Focus Point Types
There are a lot of terms thrown around when it comes to describing the autofocus points, but the two most important are linear (also called line), and cross-type. There is a good chance that your camera has a mix of both types of sensors, and it helps to know which type is used where. For example, the Nikon D7100 has 51 autofocus points, with 15 of them being cross-type and the other 36 being linear (Figure 4.4).
Figure 4.4 Nikon D7100 has 51 AF points: 15 cross-type and 36 linear AF sensors. The sensors in green are the linear AF sensors, while those shown in orange are the cross-type. The center AF point, shown in red, is usable as a cross-type sensor when f/8.0 is the maximum aperture.
Linear AF Points
Linear AF points are single-line sensors, also called vertical-line sensors, that detect the change in the contrast along a single dimension. These are more common and less accurate type of sensors, but knowing how they work can help you get the most out of them.
The linear AF points work best when used to focus on items with detail and contrast that is perpendicular to the direction of the sensor. For example, if the sensor is placed vertically in the frame, then it works best with horizontal lines. If the sensor is horizontal, then it works best with vertical lines.
Cross-Type AF Points
Cross-type AF points are basically two linear or line sensors perpendicular to each other but covering the same area. This configuration makes them more accurate, as they can detect changes in two dimensions. Because the cross-type sensors are more accurate than the linear sensors, using them for critical focusing is a better choice.

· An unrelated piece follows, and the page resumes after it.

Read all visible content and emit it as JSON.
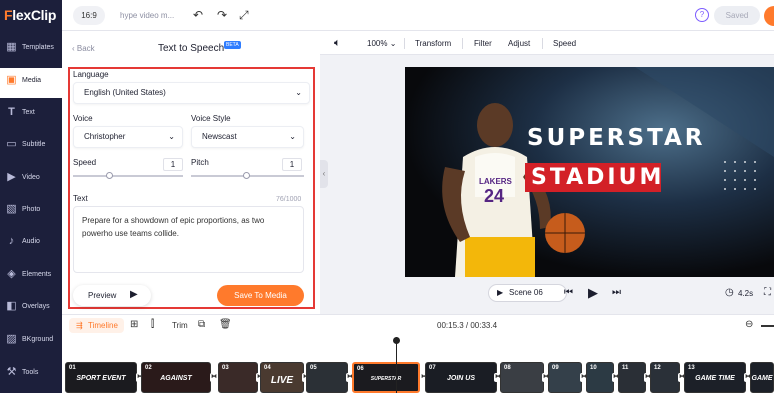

Some high-end cameras have a double cross-type AF sensor in the center of the frame that is more accurate but only usable with a lens with a maximum aperture of f/2.8 or wider.